Artist Statement: red couch/memory project
Tracey Emin’s confessional art inspired me to create another personal piece. Emin records moments in time and references her personal history in her work. She has described her art in the following quote: “Much of my work has been about memory, for example, but memories of violence and pain.”
Tracey Emin’s work acts as a disclosure of taboo subjects such as sexual violence and abortion. Her most famous installation, My Bed, was her actual bedding covered in the products of an extreme emotional flux, including used condoms, a pregnancy test, blood stained underwear, tissues, and liquor bottles. She threw this out into the art world for everyone to see and started a conversation about whether this seminal piece of artwork was in fact, art.
I dug this couch out of the dumpster behind my apartment, and later cut it in half with a matt knife and jigsaw, painted it red with my hands, and slashed it open again. This act of destruction was masculine in nature, although the image I created was yonic. The aggression and manipulation is metaphoric of my experiences of feeling invaded and broken. Whereas, I also move towards an urge to destroy when I experience flashbacks and turn my anger to myself and objects because I can not lash out at the people who have harmed me.
This process was invigorating and disgusting. I don’t know where and whom this couch is from, and what it has experienced in it’s lifetime. But I didn’t want to make something pretty, but something confrontational and unsettling, and the moldy cushions are just an added bonus.
I displayed it tilted against this wall because, one, it forces you to stare directly into the hole, and if it were sat on in a functional way, the angle would leave the sitter unnerved and pinned down by gravity with their legs up a wall.

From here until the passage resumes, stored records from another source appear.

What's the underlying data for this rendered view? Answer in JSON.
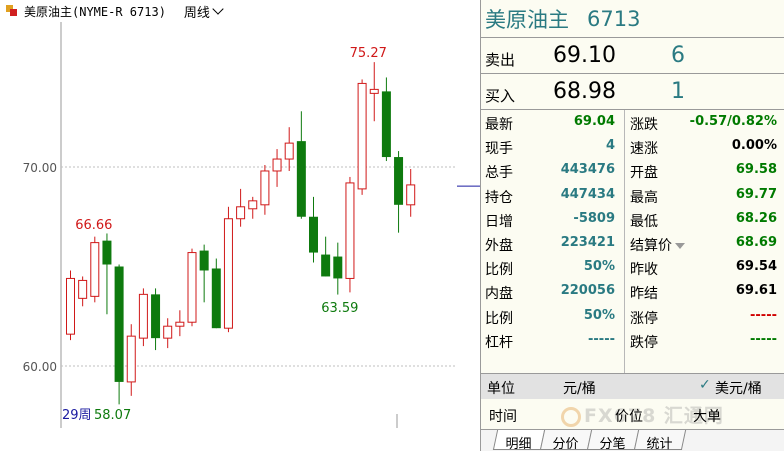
{
  "header": {
    "title": "美原油主(NYME-R 6713)",
    "period": "周线"
  },
  "colors": {
    "up": "#d01818",
    "down": "#0e7a0e",
    "grid": "#bfbfbf",
    "axis_text": "#555555",
    "teal": "#2a7a82"
  },
  "chart_data": {
    "type": "candlestick",
    "y_ticks": [
      {
        "value": 70,
        "label": "70.00"
      },
      {
        "value": 60,
        "label": "60.00"
      }
    ],
    "candles": [
      {
        "o": 61.6,
        "h": 64.8,
        "l": 61.3,
        "c": 64.4
      },
      {
        "o": 63.4,
        "h": 64.5,
        "l": 63.0,
        "c": 64.3
      },
      {
        "o": 63.5,
        "h": 66.5,
        "l": 63.2,
        "c": 66.2
      },
      {
        "o": 66.3,
        "h": 66.66,
        "l": 62.6,
        "c": 65.1
      },
      {
        "o": 65.0,
        "h": 65.1,
        "l": 58.07,
        "c": 59.2
      },
      {
        "o": 59.2,
        "h": 62.1,
        "l": 58.5,
        "c": 61.5
      },
      {
        "o": 61.4,
        "h": 63.9,
        "l": 61.0,
        "c": 63.6
      },
      {
        "o": 63.6,
        "h": 63.9,
        "l": 60.8,
        "c": 61.4
      },
      {
        "o": 61.4,
        "h": 62.4,
        "l": 60.9,
        "c": 62.0
      },
      {
        "o": 62.0,
        "h": 62.8,
        "l": 61.5,
        "c": 62.2
      },
      {
        "o": 62.2,
        "h": 65.9,
        "l": 62.0,
        "c": 65.7
      },
      {
        "o": 65.8,
        "h": 66.1,
        "l": 63.2,
        "c": 64.8
      },
      {
        "o": 64.9,
        "h": 65.4,
        "l": 61.9,
        "c": 61.9
      },
      {
        "o": 61.9,
        "h": 68.0,
        "l": 61.7,
        "c": 67.4
      },
      {
        "o": 67.4,
        "h": 68.9,
        "l": 67.0,
        "c": 68.0
      },
      {
        "o": 67.9,
        "h": 68.5,
        "l": 67.4,
        "c": 68.3
      },
      {
        "o": 68.1,
        "h": 70.1,
        "l": 67.6,
        "c": 69.8
      },
      {
        "o": 69.8,
        "h": 70.9,
        "l": 69.0,
        "c": 70.4
      },
      {
        "o": 70.4,
        "h": 72.0,
        "l": 69.8,
        "c": 71.2
      },
      {
        "o": 71.3,
        "h": 72.8,
        "l": 67.4,
        "c": 67.5
      },
      {
        "o": 67.5,
        "h": 68.5,
        "l": 65.2,
        "c": 65.7
      },
      {
        "o": 65.6,
        "h": 66.5,
        "l": 64.5,
        "c": 64.5
      },
      {
        "o": 65.5,
        "h": 66.2,
        "l": 63.59,
        "c": 64.4
      },
      {
        "o": 64.4,
        "h": 69.5,
        "l": 63.7,
        "c": 69.2
      },
      {
        "o": 68.9,
        "h": 74.4,
        "l": 68.6,
        "c": 74.2
      },
      {
        "o": 73.7,
        "h": 75.27,
        "l": 72.3,
        "c": 73.9
      },
      {
        "o": 73.8,
        "h": 74.5,
        "l": 70.3,
        "c": 70.5
      },
      {
        "o": 70.5,
        "h": 70.8,
        "l": 66.7,
        "c": 68.1
      },
      {
        "o": 68.1,
        "h": 69.9,
        "l": 67.5,
        "c": 69.1
      }
    ],
    "annotations": {
      "high": "75.27",
      "high_left": "66.66",
      "low_mid": "63.59",
      "low_bottom": "58.07",
      "period_count": "29周"
    },
    "last_price_marker": 69.04
  },
  "quote": {
    "name": "美原油主",
    "code": "6713",
    "sell_label": "卖出",
    "sell_price": "69.10",
    "sell_vol": "6",
    "buy_label": "买入",
    "buy_price": "68.98",
    "buy_vol": "1",
    "left_rows": [
      {
        "label": "最新",
        "value": "69.04",
        "color": "green"
      },
      {
        "label": "现手",
        "value": "4",
        "color": "teal"
      },
      {
        "label": "总手",
        "value": "443476",
        "color": "teal"
      },
      {
        "label": "持仓",
        "value": "447434",
        "color": "teal"
      },
      {
        "label": "日增",
        "value": "-5809",
        "color": "teal"
      },
      {
        "label": "外盘",
        "value": "223421",
        "color": "teal"
      },
      {
        "label": "比例",
        "value": "50%",
        "color": "teal"
      },
      {
        "label": "内盘",
        "value": "220056",
        "color": "teal"
      },
      {
        "label": "比例",
        "value": "50%",
        "color": "teal"
      },
      {
        "label": "杠杆",
        "value": "-----",
        "color": "teal"
      }
    ],
    "right_rows": [
      {
        "label": "涨跌",
        "value": "-0.57/0.82%",
        "color": "green"
      },
      {
        "label": "速涨",
        "value": "0.00%",
        "color": "black"
      },
      {
        "label": "开盘",
        "value": "69.58",
        "color": "green"
      },
      {
        "label": "最高",
        "value": "69.77",
        "color": "green"
      },
      {
        "label": "最低",
        "value": "68.26",
        "color": "green"
      },
      {
        "label": "结算价",
        "value": "68.69",
        "color": "green"
      },
      {
        "label": "昨收",
        "value": "69.54",
        "color": "black"
      },
      {
        "label": "昨结",
        "value": "69.61",
        "color": "black"
      },
      {
        "label": "涨停",
        "value": "-----",
        "color": "red"
      },
      {
        "label": "跌停",
        "value": "-----",
        "color": "green"
      }
    ],
    "unit_label": "单位",
    "unit_value": "元/桶",
    "unit_check": "✓",
    "unit_value2": "美元/桶",
    "tick_headers": [
      "时间",
      "价位",
      "大单"
    ],
    "watermark": "FX678 汇通网",
    "tabs": [
      "明细",
      "分价",
      "分笔",
      "统计"
    ]
  }
}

Lastly, this red couch sculpture visually represents a traumatic experience.